Changes are coming to your benefits from next month as the DWP stops six different types of benefits, before moving people onto Universal Credit.
These changes are expected to be brought in from October and will mean claimants will have to visit their Job Centres to make sure they are still paid, reports Devon Live. They will then verify their identity before accepting new commitments.
This is being referred to as “managed migration” and will not affect everywhere at once. Instead, the first areas which will see changes are Cumbria, Lancashire, Essex, Dorset, Wiltshire, Hampshire and the Isle of Wight, Southwest Wales, East Scotland, Lincolnshire, Nottinghamshire and Rutland.
Afterwards, Southeast Wales and Central Scotland will be next on the list. Then, the remaining areas, including Yorkshire, will see change.
The benefits being phased out are Child Tax Credit, Housing Benefit, Income Support, income-based Jobseeker’s Allowance (JSA), income-related Employment and Support Allowance (ESA) and Working Tax Credit.
The DWP says it is currently focusing on people who are on tax credits but says the September rollout will also include a small number of “other legacy benefit combinations” as it prepares to move a wider range of claimants across in 2024/2025.
The most recent statistics published in mid-August by the DWP show that between July 2022 and May 2023, a total of 22,190 households on tax credits (Child Tax Credits and Working Tax Credits) and the legacy DWP Benefits that are being replaced by Universal Credit (income-related Employment and Support Allowance, Housing Benefit, Income Support, income-based Jobseeker’s Allowance) had been sent ‘migration notices.’ The majority (21,630) were only on tax credits.
Of these, a total of 7,800 households have, up to the end of May 2023, made a claim to Universal Credit, with 4,930 given transitional protection to keep their benefits at the same level because their new payments would otherwise have been lower. Another 13,210 claims are still in progress and 1,190 claims have been closed.
Follow YorkshireLive’s West Yorkshire court reporter
Analysis by the Child Poverty Action Group (CPAG) based on figures between November 2022 and March this year found that 28 per cent of people sent a DWP letter did not claim Universal Credit at all and had their benefits terminated. The charity fears that if this continues, around 140,000 households could have their current benefits stopped by the end of this financial year.
Government officials said some tax credit claimants had made a conscious decision not to claim Universal Credit where the amount they would receive was particularly small, others thought they were not eligible, and some felt there was a stigma attached to Universal Credit that had not been there for tax credits.
CPAG called on the DWP to change the rules so that no one has their old benefits halted until they have been successfully moved on to Universal Credit, saying they and other groups had previously warned this issue would arise and of the “potentially disastrous” consequences for children of those claimants.
A DWP spokesperson said: “We alert people three months before they need to move to Universal Credit and follow up with reminder letters and texts. Evidence shows most Tax Credit claimants have been able to claim Universal Credit without the need for additional support.
“Extensions can be arranged for those who need more time to make a claim and support is available in local jobcentres and via a dedicated DWP helpline. Benefits are only ever stopped as a last resort after multiple unsuccessful attempts to engage with claimants.”

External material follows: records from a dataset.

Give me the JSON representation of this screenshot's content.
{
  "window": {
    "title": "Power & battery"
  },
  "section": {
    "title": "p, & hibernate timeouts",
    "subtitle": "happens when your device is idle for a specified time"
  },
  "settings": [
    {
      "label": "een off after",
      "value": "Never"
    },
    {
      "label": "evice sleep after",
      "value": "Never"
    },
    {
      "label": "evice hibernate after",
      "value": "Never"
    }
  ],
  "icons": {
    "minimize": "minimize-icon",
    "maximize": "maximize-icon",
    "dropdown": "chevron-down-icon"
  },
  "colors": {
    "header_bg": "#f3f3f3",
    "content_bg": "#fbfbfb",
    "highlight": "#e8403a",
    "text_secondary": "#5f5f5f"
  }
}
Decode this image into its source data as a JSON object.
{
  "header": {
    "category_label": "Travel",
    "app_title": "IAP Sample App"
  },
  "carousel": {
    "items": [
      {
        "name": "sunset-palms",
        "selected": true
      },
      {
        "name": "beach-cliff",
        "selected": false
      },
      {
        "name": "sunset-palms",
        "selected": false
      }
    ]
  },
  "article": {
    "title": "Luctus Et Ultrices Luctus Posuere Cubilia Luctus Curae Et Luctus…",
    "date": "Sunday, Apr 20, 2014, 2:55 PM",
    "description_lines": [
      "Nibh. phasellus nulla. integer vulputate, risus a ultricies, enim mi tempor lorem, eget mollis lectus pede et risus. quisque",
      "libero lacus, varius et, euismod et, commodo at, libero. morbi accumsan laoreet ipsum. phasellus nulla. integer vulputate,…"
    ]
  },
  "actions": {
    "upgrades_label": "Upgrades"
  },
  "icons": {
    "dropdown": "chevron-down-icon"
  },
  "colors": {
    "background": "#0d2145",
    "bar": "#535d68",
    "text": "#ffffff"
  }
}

Government guidance says a claimant receiving one or more of the relevant legacy benefits is issued with a Migration Notice informing them that to continue receiving financial support they must claim Universal Credit by the deadline date given in the letter. This is three months from the date the letter was sent out.
The Migration Notice signposts claimants to specific pages on GOV.UK where they can find more information or claim Universal Credit, and to a dedicated helpline where they can access support to make a claim. It says a claimant will receive reminders during the three-month period if they have not yet claimed Universal Credit and adds that the Migration Notice also explains how to request more time if needed.
When a person makes a claim for Universal Credit before their deadline date, they are asked to verify their identity, accept their claimant commitment, and undertake any relevant ID verification. Their legacy benefit(s) are also terminated, with any run-on of old benefits paid as appropriate.
At the end of the first assessment period, eligible claimants receive transitional protection if the amount they were previously receiving on their legacy benefits was more than they will get on Universal Credit. This protection keeps their payments at the same level. The amount and reason for the transitional protection are displayed on the claimant’s statement.
The claimant is also told if they do not receive this protection because their Universal Credit entitlement is the same or higher than their old benefit payments.
If a notified person does not make a claim by their deadline date, then their legacy benefits are terminated. However, the DWP points out that there is still a further chance to move over after. Someone can apply for Universal Credit within one month of their benefit being terminated, have their claim backdated to their deadline date, and still receive transitional protection where entitled.